You Are Never Going To Be Mark Zuckerberg, And That’s OK
You wouldn’t believe the number of times people bring up Facebook founder Mark Zuckerberg to me when we’re having coaching conversations about their career aspirations.
It happens so often that I sometimes think, if I were coaching Mark Zuckerberg himself, he might even cite Mark Zuckerberg as the kind of person whose career he’d most like to emulate.
If not him, it’s worth asking yourself: On whom do you fixate, when it comes to thinking about your career path? Who is your professional bullseye?
Let me reiterate that titular bad news. You are never going to be that person, and that’s OK.
It’s all very well to aspire to someone else’s achievements, whether they founded a multibillion-dollar company, directed an Oscar-winning movie, or perhaps transformed society’s approach to a pressing social problem.
What’s more important, once you’ve realized who your professional role model is, is to reflect intentionally on why you’re drawn to emulate them, and to use that reflection to gain clarity on the next steps you need to take in your career.
The point is: Mark Zuckerberg was able to see a void and an opportunity, put in years of work and study in realizing Facebook, and puts in even more hours now. Let’s say you want to start a business. Once you’ve looked at Mr. Zuckerberg and realized what it is that made him most successful, then it’s time to ask yourself: What can I do today, tomorrow, and the next day to make my success happen?
Otherwise, the next family gathering you go to, chances are that your most irritating relative will ask you, again, why you aren’t the next Mark Zuckerberg. So let’s find a firm yet polite response to close out that conversation.
As we move from youth to adulthood, most of us switch up our professional role models. To begin with, our parents impose their professional role models on us. They might talk about how nice it would be to have a doctor or lawyer in the family, or they expect you to go into the family business. Most of us reject those suggestions in the your parents want you to be phase.
Then we pivot and choose something big and new. This is the Mark Zuckerberg phase. We push back against familial expectations and have a broad sketch in our mind about who we’d like to be. And then we embark on our careers and follow the path we are curious about. Most often we pretty quickly realize that being Mark Zuckerberg takes the combination of work ethic, curiosity and expertise, ability to seize opportunity and luck that seems beyond us or more of a gamble than we are comfortable taking.
In response to this failure, we often fold into ourselves. People stop being intentional about their career paths and end up in the I fell into this job phase. They go from job to job, often without direction about what they’re looking for next. Instead, they are moving because you are supposed to switch jobs every so often and grasp at opportunities like the footholds on a climbing wall, choosing the safest and surest route — although not necessarily to the top of anything.
This is the stage in your role modeling where it’s really important to get some more specificity about what you want next. This is where you ideally want to have a vision of what you are moving toward. What does that look like?

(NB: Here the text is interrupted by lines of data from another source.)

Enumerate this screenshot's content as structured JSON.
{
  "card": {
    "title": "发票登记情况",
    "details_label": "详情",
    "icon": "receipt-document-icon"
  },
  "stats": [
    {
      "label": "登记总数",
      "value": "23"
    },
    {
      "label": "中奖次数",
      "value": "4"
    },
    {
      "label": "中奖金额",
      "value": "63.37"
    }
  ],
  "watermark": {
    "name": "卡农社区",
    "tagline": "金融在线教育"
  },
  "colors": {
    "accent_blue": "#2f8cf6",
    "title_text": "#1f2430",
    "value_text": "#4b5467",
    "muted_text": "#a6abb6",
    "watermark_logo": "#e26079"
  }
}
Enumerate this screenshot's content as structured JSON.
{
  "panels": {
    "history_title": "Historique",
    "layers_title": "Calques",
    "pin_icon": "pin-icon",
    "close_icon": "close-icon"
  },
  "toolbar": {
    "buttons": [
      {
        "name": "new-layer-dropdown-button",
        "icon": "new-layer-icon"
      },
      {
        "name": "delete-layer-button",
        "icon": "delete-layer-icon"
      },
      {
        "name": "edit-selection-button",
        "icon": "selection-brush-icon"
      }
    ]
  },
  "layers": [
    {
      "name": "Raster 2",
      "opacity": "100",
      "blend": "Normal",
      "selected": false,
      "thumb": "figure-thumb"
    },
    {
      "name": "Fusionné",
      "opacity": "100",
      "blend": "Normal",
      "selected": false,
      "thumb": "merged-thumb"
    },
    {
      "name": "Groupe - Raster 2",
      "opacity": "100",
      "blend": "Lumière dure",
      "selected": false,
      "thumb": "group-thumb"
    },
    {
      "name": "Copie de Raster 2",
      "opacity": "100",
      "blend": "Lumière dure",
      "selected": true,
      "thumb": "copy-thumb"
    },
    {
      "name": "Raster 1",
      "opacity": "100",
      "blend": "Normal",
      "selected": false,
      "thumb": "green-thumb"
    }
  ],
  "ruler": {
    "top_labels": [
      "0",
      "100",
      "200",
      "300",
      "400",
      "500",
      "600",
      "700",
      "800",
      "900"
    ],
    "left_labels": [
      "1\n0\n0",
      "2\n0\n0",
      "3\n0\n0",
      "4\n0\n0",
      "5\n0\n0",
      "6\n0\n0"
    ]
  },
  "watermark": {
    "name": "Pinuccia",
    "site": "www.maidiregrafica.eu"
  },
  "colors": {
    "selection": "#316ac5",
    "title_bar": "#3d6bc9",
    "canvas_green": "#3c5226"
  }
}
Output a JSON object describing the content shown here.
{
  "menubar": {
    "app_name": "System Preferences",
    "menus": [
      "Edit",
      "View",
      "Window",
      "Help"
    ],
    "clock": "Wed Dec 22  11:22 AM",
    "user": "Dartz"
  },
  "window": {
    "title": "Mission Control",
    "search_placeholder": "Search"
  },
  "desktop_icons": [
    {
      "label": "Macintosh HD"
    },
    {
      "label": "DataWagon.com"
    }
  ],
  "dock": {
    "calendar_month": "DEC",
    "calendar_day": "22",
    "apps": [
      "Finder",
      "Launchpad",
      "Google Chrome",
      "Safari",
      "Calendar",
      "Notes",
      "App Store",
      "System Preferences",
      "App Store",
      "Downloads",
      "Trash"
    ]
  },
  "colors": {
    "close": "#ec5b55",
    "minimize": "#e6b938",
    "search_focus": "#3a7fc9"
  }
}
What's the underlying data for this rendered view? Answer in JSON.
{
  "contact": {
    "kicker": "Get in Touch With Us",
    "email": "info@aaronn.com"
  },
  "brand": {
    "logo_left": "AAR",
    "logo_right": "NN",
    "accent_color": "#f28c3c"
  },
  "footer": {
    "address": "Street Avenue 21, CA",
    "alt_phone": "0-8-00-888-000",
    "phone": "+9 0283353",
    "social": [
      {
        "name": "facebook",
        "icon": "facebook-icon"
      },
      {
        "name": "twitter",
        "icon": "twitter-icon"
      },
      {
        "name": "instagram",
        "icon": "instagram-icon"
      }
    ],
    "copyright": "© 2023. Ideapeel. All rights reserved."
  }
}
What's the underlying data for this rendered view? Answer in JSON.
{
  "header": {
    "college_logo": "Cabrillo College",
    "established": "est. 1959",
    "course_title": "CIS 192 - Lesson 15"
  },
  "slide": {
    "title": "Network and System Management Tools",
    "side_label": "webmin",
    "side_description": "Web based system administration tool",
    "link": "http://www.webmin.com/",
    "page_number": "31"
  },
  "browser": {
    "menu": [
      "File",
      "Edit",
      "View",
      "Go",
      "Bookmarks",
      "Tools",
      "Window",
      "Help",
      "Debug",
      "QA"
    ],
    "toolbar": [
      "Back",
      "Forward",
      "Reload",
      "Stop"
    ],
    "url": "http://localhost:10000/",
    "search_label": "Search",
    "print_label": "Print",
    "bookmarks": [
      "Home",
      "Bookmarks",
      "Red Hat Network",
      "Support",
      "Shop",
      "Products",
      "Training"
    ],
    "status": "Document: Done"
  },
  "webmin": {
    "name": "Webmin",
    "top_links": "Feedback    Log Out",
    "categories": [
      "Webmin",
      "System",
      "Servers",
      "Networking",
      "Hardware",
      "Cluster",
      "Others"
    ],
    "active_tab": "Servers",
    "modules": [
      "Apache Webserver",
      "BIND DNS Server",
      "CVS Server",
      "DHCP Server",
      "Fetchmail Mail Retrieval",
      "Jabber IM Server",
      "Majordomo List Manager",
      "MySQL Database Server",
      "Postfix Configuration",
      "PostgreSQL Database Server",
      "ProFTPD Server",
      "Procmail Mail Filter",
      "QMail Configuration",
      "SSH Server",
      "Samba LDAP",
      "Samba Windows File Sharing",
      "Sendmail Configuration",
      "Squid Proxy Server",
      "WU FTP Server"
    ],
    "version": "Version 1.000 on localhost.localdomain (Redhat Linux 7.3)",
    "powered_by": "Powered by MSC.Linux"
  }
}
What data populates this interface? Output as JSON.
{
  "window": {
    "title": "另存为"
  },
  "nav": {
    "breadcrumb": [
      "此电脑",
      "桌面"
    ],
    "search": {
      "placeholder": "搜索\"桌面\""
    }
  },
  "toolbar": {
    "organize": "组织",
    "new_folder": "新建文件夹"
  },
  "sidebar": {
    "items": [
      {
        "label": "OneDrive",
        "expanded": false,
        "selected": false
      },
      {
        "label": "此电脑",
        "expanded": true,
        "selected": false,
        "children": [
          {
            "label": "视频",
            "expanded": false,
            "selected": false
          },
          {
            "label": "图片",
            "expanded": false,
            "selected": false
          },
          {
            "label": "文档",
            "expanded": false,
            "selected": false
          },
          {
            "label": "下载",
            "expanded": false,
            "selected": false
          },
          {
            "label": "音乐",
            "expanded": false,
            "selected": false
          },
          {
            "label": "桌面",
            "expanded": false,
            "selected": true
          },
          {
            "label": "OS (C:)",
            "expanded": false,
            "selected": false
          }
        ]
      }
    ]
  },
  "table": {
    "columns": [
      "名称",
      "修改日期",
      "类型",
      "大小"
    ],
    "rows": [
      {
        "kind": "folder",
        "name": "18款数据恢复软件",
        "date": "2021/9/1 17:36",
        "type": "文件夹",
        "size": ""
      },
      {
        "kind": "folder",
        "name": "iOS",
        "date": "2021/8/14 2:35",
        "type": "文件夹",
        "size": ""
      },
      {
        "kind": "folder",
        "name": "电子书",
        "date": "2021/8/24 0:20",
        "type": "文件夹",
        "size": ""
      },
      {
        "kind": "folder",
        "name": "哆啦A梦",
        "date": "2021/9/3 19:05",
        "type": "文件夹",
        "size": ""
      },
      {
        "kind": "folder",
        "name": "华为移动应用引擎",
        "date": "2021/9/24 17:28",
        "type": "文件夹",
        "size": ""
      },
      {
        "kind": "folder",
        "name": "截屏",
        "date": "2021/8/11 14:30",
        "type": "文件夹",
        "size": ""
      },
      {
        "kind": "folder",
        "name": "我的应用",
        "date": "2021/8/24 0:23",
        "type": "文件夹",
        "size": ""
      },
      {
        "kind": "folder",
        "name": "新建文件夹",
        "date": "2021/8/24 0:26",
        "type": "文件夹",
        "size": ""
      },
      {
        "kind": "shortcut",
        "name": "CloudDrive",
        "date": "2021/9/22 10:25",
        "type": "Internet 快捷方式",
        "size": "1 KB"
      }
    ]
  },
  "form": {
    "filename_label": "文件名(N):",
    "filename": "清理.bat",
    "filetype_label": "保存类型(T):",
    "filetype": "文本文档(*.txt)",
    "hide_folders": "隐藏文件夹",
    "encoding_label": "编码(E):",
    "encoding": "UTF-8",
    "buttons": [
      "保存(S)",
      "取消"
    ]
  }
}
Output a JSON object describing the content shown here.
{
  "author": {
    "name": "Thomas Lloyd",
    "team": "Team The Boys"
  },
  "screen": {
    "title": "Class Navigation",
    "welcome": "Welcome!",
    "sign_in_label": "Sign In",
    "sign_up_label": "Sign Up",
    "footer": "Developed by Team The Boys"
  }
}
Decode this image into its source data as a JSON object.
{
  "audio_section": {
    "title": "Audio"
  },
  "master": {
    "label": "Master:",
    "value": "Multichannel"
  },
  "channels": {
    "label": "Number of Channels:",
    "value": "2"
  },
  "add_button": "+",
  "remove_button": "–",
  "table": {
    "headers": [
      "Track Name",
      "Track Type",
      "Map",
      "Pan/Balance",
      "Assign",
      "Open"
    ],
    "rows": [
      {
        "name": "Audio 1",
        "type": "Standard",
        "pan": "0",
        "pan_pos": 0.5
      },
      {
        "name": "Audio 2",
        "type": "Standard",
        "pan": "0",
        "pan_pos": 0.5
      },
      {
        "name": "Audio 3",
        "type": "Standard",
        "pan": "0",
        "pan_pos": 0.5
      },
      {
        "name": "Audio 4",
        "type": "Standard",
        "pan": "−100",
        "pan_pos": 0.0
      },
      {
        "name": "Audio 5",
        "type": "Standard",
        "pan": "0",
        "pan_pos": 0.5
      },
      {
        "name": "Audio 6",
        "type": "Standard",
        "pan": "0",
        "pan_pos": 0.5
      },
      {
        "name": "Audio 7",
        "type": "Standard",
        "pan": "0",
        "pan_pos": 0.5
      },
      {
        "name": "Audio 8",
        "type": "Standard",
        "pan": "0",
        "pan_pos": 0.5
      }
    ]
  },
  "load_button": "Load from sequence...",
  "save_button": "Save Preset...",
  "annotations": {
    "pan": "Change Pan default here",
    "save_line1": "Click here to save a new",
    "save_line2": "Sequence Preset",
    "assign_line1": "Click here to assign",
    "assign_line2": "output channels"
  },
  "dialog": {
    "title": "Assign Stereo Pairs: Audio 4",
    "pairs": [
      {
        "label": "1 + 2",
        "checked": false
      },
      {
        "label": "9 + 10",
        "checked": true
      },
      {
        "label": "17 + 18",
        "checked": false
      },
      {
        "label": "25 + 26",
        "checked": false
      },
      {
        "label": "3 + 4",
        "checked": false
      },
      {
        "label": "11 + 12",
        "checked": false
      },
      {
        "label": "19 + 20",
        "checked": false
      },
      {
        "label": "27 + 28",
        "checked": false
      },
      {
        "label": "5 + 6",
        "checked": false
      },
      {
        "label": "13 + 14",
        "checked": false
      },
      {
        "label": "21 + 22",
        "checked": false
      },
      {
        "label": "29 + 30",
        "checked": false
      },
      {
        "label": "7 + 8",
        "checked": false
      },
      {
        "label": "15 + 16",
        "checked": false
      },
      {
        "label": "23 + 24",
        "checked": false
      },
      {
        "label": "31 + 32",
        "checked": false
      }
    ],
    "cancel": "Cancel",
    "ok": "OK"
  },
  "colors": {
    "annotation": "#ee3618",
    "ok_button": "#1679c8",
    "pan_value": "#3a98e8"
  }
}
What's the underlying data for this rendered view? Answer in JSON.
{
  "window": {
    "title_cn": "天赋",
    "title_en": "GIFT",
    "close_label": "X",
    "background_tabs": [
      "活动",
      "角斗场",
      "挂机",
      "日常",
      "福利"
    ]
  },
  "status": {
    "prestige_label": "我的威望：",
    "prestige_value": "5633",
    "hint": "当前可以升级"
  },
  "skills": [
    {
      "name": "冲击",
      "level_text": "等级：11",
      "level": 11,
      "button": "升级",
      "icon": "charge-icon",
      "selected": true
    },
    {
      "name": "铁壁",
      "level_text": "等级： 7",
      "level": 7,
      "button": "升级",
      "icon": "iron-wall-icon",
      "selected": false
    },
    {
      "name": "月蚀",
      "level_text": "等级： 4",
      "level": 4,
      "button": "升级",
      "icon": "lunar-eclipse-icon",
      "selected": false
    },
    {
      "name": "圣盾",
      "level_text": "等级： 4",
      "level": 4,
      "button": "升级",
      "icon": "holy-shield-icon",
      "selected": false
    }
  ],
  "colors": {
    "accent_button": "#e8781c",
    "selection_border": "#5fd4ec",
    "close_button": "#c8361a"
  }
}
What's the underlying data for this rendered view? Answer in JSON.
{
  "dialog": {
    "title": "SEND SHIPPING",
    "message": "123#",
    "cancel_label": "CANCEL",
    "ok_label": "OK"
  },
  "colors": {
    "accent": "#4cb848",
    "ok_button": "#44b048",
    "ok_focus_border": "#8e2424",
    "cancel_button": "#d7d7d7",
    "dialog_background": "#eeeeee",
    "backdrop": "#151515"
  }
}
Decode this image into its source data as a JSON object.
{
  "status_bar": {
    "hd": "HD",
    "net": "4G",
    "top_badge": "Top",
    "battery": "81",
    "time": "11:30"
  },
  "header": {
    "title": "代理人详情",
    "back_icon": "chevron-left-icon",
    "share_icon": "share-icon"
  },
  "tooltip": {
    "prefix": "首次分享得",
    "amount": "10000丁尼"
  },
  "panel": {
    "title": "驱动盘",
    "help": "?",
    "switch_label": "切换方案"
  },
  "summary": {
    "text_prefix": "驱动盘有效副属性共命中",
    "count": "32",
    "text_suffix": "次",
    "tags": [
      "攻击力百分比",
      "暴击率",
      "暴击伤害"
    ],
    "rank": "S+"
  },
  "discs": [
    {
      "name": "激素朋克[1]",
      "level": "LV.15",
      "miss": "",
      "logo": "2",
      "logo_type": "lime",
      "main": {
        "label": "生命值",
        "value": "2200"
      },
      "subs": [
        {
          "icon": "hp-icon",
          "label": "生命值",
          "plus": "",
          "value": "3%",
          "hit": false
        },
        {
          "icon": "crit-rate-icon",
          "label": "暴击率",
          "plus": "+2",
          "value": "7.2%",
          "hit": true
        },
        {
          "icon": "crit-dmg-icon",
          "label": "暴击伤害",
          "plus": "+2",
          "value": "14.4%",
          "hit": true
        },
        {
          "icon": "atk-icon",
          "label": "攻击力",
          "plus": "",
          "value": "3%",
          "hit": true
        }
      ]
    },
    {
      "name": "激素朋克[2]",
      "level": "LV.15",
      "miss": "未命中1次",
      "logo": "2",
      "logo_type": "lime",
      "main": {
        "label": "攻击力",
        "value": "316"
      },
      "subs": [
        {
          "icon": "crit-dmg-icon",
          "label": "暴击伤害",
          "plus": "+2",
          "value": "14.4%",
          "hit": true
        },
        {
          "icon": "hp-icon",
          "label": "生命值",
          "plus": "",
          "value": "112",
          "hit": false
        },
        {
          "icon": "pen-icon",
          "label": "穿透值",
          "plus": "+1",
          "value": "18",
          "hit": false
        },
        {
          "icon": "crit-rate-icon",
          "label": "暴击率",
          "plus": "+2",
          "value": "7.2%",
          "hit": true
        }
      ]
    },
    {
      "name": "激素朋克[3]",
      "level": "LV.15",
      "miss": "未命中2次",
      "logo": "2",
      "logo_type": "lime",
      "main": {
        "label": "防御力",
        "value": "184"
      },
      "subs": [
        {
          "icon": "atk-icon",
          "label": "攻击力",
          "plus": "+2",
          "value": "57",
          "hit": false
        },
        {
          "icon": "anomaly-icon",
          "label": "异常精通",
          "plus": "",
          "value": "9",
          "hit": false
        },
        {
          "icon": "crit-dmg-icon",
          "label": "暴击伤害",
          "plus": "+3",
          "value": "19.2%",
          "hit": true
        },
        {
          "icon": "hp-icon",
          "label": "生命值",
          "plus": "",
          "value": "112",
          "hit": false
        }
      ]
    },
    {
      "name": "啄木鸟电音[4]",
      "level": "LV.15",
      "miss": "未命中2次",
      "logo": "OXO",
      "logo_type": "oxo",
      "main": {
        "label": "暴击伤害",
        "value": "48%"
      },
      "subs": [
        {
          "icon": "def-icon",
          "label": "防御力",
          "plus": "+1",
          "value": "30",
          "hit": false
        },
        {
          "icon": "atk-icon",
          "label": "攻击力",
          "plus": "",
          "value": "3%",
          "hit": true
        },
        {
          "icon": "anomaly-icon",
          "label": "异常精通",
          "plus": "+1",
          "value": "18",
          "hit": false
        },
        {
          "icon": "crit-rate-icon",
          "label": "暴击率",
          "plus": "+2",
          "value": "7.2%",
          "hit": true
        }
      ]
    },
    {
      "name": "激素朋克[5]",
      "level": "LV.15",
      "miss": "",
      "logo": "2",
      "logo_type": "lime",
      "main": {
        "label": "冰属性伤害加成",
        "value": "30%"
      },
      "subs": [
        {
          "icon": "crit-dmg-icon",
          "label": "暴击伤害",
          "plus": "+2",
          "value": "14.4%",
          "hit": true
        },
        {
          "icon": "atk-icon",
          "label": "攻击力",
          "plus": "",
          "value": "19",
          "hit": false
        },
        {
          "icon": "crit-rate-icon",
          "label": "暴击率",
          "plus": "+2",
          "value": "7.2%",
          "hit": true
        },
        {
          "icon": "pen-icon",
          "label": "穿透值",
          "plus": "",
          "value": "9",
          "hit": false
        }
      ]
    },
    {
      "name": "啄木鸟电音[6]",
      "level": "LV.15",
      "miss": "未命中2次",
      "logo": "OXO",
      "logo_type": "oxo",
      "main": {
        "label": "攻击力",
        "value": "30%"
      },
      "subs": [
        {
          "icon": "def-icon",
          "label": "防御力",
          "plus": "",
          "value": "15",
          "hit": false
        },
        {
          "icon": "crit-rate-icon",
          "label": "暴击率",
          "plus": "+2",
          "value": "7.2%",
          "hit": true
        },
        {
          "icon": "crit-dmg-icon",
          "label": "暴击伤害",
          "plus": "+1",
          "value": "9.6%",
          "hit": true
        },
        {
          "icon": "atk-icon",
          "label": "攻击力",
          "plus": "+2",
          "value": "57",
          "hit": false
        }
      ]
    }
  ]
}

Perhaps you decide you want to do something mission-driven with a good salary. Or you decide that freedom and independence are more important to you than security. Get as specific as you can or go through a process to get there.
Let’s say, for example, you decide you want to become the best eye surgeon in Texas. Here’s how you break that down further, so that you can give yourself some actions to commit to:
- Who’s the best eye surgeon in Texas, right now?
- Do they speak at a certain conference every year? Are they a member of any professional associations?
- What was their career arc and that of others who impress you?
- What’s the sort of influence they have, and how do you begin to direct yourself towards developing in similar ways?
The next step, honestly, is holding yourself accountable and doing the work it takes to make that happen. So many of us want to be Mark Zuckerberg, but we have neither the aptitude nor the focus. If you know now what to pursue next, how do you ensure that you walk down the path to your goal?
To remind you:
- Figure out who your professional role model is, and ask yourself why.
- Figure out what your career would look like in five years if you were the role model.
- Break that down into tangible specific steps and hold yourself accountable.
Many people come to me for career coaching when they’re having trouble sticking to a plan. Or you might choose to work with a colleague or a friend to keep you on track. There are also, increasingly, online tools and services to help keep you motivated and on target in your career. You may never be a Zuckerberg, but you can be the best version of you.
This piece originally appeared on Forbes.
Russ Finkelstein is Managing Director of ClearlyNext, a guided online career program that helps people of all backgrounds and incomes figure out what to do next. Read more >